mobile no portblity-Seminar-Report.doc (Size: 626.5 KB / Downloads: 79)
This paper introduces the concept of number portability, explains its different types and benefits, and the technical, operational, and economic issues that might arise out of its implementation in India. The specific issues such as ensuring tariff transparency, the National Numbering Plan, and regulating porting charges, etc. have been raised and will need careful consideration.
Number Portability will allow subscribers to change their service provider while retaining their old mobile number. Portability benefits subscribers and increases the level of competition between service providers, rewarding service providers with the best customer service, network coverage, and service quality.
Number portability is a circuit-switch telecommunications network feature that enables end users to retain their telephone numbers when changing service providers, service types, and/or locations. When fully implemented nation wide by wireline and wireless providers, portability will remove one of the most significant deterrents to changing service, providing unprecedented convenience for consumers, and encouraging unrestrained competition in the telecommunications industry.
Mobile number portability (MNP) requires that mobile telephone customers can keep their telephone number–including the prefix–when switching from one provider of mobile telecommunications services to another. In the absence of MNP, customers have to give up their number and must adopt a new one when they switch operators. As a result, customers face switching costs associated with informing people about changing their number, printing new business cards, missing valuable calls from people that do not have the new number, etc. Based on these considerations, many regulatory authorities have imposed mandatory MNP–or are about to require its introduction–so as to reduce customers’ switching costs, attempting to make mobile telecommunications more competitive.
The world’s first country to introduce MNP was Singapore in 1997, followed by the
UK, Hong Kong and the Netherlands in 1999. As of 2003, a number of other countries,
Especially in Europe, require MNP.
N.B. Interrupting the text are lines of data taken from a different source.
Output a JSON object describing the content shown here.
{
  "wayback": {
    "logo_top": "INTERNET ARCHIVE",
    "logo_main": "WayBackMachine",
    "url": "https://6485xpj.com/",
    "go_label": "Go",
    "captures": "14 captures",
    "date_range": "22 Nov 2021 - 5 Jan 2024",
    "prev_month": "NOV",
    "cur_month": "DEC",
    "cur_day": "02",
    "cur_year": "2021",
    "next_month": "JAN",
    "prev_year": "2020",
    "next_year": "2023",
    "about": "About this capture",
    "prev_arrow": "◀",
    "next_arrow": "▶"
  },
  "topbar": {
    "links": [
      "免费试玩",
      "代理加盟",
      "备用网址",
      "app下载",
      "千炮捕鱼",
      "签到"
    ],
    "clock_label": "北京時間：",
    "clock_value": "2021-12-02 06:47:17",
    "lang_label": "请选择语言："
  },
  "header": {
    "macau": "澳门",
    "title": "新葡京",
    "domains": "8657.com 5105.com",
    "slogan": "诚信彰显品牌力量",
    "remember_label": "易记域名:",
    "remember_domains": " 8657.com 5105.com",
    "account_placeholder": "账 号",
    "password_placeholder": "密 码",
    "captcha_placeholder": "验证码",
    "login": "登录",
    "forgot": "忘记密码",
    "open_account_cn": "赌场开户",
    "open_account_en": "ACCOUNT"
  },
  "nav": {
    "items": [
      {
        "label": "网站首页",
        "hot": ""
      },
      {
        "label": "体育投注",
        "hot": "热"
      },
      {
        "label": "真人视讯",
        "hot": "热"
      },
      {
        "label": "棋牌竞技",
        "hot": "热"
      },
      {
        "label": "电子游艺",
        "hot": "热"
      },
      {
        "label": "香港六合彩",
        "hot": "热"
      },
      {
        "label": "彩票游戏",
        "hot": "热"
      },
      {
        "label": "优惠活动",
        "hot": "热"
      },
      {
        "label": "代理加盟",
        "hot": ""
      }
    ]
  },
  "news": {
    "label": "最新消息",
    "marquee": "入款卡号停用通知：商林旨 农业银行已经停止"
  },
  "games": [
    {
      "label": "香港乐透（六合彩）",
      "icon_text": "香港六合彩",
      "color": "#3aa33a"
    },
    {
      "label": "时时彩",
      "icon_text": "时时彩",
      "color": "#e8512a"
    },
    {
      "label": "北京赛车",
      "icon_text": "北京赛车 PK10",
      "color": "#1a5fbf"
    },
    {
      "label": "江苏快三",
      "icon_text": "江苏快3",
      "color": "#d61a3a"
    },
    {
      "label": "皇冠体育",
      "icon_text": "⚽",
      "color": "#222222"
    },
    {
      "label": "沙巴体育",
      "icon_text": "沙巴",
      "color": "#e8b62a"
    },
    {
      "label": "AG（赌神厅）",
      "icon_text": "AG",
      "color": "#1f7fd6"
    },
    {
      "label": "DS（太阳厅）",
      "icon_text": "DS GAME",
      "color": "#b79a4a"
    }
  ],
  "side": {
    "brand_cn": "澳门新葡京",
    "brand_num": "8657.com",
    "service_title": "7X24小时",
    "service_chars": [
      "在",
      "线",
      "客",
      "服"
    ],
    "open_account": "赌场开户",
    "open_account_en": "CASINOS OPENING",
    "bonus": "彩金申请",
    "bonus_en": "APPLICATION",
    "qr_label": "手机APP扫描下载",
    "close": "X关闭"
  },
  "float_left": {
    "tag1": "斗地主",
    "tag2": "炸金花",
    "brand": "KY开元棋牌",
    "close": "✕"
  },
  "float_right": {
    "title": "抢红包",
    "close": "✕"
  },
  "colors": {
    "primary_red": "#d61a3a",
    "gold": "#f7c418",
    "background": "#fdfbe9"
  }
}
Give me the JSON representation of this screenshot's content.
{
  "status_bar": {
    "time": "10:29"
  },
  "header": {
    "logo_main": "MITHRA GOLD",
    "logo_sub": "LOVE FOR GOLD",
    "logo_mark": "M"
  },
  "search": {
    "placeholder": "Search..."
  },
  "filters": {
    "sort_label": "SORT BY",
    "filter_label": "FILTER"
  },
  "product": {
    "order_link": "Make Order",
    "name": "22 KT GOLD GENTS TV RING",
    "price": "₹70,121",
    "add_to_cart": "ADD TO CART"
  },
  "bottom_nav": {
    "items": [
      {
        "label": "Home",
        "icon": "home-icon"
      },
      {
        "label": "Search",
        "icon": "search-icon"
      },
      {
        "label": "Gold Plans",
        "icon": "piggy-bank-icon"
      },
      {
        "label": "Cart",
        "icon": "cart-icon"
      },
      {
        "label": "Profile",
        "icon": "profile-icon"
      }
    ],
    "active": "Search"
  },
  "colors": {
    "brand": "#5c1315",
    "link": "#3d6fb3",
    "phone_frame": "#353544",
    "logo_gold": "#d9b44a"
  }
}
The Telecommunications Act of 1996 (TA 96) tore down most of the significant barriers to unfettered competition in telecommunications. However, the inability of end users to retain their telephone numbers when changing service providers or types could potentially dissuade consumers from making such a change, threatening to hinder industry competition and growth. Congress’ addition of Section 251 (b)(2) to TA 96 addressed this obstacle by defining number portability, requiring that all carriers deploy it, and setting deadlines for implementation. FCC Docket No. 95-116 (In the Matter of Telephone Number Portability) and subsequent FCC orders and reconsiderations reinforced Congress’ mandate and set the machinery in motion to implement number portability.
The actions of both Congress and the FCC enabled consumers and businesses to choose new providers, services, and locales while retaining their phone numbers, thereby fostering competition in the telecommunications industry.
To ensure standardization across platforms for all participants, the FCC instructed the North American Numbering Council (NANC) to determine which number portability method to employ. Several options were investigated. The location routing number (LRN) method was chosen because it appeared to be the most efficient and is now successfully implemented in the wire line environment. The NANC then created the Local Number Portability Working Group (LNPA-WG) and empowered it to select the appropriate technology, create standards, determine operational processes, and develop and implement a deployment strategy. To fulfill its responsibilities, the LNPA-WG was granted the authority to convene appropriate subcommittees as needed. Subcommittees created include the National Number Pooling and Slow Horse groups, as well as the Wireless Number Portability subcommittee, which defines integration issues between the wireless and the wireline industries. NeuStar was named the Number Portability Administrator and operates the Number Portability Administration Center (NPAC).